Why Century City Ranks Among the Worst Real Estate Deals in Hollywood History
This story first appeared in the Oct. 4 issue of The Hollywood Reporter magazine.
Today, it is hard to imagine Los Angeles, and Hollywood in particular, without Century City. The town's apex of wheeling-and-dealing, the 260-acre area just east of the 405 is now home to the glittery headquarters of entertainment companies, from top agencies like CAA to A-list law firms such as Ziffren Brittenham.
But before the ribbon was cut on the first Century City tower 50 years ago on Sept. 25, it was all just fiction -- the harebrained idea of Fox studio executives who, cash-strapped during the runaway $44 million budget production of Cleopatra, set out to sell the studio's backlot to be redeveloped into a bold mix of retail, entertainment and residential buildings. At a total development cost of $300 million ($2.4 billion today), it would become the largest privately financed urban development in the nation at the time.
Amazingly, the real story of how Century City ultimately came to be is one little known in Hollywood history, and it began in 1956 with a nighttime phone call from then-Fox president Spyros Skouras, 63, to his nephew-in-law, Edmond Herrscher, 60, who had experience in commercial real estate and had just departed as head of the local Mayfair Market chain.

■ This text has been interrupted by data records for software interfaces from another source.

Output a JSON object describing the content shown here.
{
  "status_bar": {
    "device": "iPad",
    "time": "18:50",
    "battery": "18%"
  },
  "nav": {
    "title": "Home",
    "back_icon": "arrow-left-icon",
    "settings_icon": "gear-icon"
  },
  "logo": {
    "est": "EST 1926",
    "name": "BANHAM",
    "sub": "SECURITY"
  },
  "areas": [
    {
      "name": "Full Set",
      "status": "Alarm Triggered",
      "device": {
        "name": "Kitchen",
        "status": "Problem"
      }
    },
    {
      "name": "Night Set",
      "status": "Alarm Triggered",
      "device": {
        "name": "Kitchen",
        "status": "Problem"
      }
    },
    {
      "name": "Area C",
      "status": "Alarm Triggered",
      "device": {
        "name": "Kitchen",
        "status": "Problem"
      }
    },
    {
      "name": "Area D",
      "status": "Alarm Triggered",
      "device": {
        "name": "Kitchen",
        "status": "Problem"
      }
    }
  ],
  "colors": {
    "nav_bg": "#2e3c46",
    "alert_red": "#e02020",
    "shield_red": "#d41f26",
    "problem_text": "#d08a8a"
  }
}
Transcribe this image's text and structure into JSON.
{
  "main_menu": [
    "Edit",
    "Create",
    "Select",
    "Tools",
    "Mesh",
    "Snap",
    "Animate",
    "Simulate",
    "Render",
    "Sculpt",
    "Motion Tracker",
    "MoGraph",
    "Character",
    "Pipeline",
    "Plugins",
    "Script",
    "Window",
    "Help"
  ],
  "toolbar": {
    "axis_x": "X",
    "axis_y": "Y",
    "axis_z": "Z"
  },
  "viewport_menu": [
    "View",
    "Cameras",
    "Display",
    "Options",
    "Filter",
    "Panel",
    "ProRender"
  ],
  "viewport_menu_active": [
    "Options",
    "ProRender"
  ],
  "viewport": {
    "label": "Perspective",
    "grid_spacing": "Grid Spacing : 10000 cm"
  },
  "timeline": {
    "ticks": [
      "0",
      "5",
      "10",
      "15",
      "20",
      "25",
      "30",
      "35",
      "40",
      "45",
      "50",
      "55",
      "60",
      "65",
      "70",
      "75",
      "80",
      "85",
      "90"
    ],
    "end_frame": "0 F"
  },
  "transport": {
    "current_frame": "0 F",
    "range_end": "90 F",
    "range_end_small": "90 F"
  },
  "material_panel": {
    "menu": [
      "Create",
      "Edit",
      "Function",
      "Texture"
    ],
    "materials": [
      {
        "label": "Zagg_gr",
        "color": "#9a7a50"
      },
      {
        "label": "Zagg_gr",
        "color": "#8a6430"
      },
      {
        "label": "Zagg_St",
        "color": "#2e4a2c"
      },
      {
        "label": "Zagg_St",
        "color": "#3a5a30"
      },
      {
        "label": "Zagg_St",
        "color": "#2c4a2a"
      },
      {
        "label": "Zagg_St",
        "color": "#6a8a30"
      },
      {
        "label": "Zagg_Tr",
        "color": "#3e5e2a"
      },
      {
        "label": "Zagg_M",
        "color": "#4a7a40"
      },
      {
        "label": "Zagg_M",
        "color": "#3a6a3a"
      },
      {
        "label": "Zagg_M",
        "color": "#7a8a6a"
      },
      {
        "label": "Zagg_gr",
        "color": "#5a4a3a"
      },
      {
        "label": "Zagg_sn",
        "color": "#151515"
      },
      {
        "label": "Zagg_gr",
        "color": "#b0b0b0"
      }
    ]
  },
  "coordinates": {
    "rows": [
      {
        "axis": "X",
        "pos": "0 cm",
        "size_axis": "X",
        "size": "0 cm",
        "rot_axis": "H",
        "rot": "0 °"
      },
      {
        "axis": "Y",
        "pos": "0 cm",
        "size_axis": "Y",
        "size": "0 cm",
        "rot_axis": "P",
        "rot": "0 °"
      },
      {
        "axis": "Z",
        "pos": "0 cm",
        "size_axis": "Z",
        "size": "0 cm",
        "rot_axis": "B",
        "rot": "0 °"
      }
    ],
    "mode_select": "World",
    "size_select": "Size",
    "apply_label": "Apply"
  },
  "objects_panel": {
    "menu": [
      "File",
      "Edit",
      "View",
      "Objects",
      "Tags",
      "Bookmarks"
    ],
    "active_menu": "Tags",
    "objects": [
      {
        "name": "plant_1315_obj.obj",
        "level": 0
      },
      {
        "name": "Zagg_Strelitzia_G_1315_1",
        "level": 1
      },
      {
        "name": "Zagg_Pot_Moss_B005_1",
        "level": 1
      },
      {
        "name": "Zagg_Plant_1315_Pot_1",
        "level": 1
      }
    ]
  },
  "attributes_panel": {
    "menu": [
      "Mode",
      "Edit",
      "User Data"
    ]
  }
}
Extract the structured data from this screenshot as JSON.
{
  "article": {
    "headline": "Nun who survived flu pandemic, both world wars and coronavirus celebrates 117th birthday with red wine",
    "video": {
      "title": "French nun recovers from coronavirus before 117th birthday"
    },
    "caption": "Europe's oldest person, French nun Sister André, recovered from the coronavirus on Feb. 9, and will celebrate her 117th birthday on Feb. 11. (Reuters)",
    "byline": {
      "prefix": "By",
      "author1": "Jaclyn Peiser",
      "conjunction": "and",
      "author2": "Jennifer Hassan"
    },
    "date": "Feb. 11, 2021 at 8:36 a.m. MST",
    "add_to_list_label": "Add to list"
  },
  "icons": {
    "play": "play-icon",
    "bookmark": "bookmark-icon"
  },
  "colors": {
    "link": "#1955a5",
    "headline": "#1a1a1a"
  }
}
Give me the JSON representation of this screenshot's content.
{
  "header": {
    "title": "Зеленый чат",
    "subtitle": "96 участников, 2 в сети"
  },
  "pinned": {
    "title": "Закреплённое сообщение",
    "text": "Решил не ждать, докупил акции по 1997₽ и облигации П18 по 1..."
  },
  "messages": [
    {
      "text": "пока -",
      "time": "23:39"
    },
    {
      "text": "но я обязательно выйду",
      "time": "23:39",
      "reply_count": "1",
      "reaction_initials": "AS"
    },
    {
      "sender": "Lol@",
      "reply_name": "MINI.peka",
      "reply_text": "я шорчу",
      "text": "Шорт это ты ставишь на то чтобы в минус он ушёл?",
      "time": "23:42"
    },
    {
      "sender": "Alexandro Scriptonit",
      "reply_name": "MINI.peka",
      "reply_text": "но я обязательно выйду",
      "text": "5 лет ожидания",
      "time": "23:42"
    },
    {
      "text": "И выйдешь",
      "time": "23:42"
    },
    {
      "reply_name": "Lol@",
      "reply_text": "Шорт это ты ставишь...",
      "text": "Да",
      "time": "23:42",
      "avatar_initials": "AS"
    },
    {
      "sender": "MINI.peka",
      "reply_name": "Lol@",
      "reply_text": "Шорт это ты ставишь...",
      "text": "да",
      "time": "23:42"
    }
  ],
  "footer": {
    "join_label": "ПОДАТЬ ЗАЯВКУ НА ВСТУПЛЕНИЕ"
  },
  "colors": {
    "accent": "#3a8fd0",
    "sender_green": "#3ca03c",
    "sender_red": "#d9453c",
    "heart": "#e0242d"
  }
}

On the phone, Skouras confided that he'd been thinking about developing Fox's backlot, which lay between Santa Monica and Pico boulevards, just west of the City of Beverly Hills boundary. The studio, founded in 1915, had purchased the Westside parcel three decades earlier for $1.5 million from cowboy actor Tom Mix, who'd used it as a ranch.
Skouras could use the cash (the business' consolidated net earnings that year, in that hobbled post-studio system era, were just slightly more than $6 million), and he was looking to jimmy up the value of the land. Herrscher had simple advice -- to think very, very big -- and Skouras asked him to come aboard immediately as the studio's director of property development. "This would be a good place," Herrscher thought to himself in accepting, "to start something to show the world that when a man reaches 60, he is not finished."
A lawyer in his youth who'd ballroom danced competitively against Fred Astaire and romanced socialite Peggy Guggenheim, Herrscher had a habit of finding his way into lucratively beneficial business arrangements through the happenstance of his successive wives. His first marriage brought about a stint running a family sugar plantation in Maui. The second, a high-end grocery store chain in the Bay Area. And the third saw him tying the knot with the younger Winnie Skouras, the favorite niece of the Fox boss. (It's perhaps not for nothing that he considered titling his never-completed memoir Intrepid Angler.)
The next day, Herrscher came to Skouras' expansive office on the first floor of the studio's Executive Building fronting Pico. Fueled by the region's 1950s-era boomtown ambition, the duo originally planned for Fox to develop Century City itself. Amid a discordant decor of midcentury Las Vegas furniture and Impressionist paintings, Herrscher pitched his new boss on an acquaintance, in-demand L.A. architect Welton Becket, as the master planner. Becket was hot off the Beverly Hilton and Capitol Records building. In those years, business clients loved him, while fellow architects considered him merely a corporate toady hopelessly devoid of an individual style. (Frank Lloyd Wright once sniffed, "I do not know Mr. Becket, but I do know of him -- and I wish something would happen to him soon.") Skouras was sold.
Becket cobbled together a $35,000 model of Century City, producing a mix of office towers, hotel rooms, skyscraping apartments and elevated public plazas. To those expressing skepticism over the project's ambitious scale, he noted that an astounding 30,000 new residents were streaming into Southern California each month. In Becket's early conception, Century City -- today regarded mostly as an architectural cipher -- split the difference between au courant modernist utopia and hard-nosed commercial investment.
The Brasilia-by-way-of-Stuyvesant Town aesthetic, which in Becket's telling was to include such midcentury staples of forward-thinking refinement as "subtropical landscaping" and "restaurants featuring a more or less international cuisine," would in time be punctuated with proposals of pure kitsch. These included an Arabian Nights-themed hotel featuring gondolas and colored water spouts as well as Herrscher's vision for a wide tree-lined thoroughfare, to be christened the Avenue of the Stars and studded with statues of such indigenous Fox lot mainstays as Will Rogers and Shirley Temple.
Herrscher soon installed Becket's gigantic model in his new wood-paneled Fox office, 10 feet from his kidney-shaped desk. For years, it was the sole physical manifestation of his quixotic quest as he struggled to assemble the needed financing for the gigantic development, mostly through such insurance companies as Equitable Life. Not that his top-level colleagues were in a rush to see him succeed. "Some of them were afraid if we sold the land, the studio would close and they'd all be without jobs," he would recall decades later. "So they weren't too anxious for me to get my job done."
Still, despite being seen as the distrusted non-industry outsider, he got a kick out of mingling with Fox's movie-men menagerie, particularly producer Darryl F. Zanuck. As Herrscher remembered, "He used to walk around his office there in his riding breeches with a riding crop."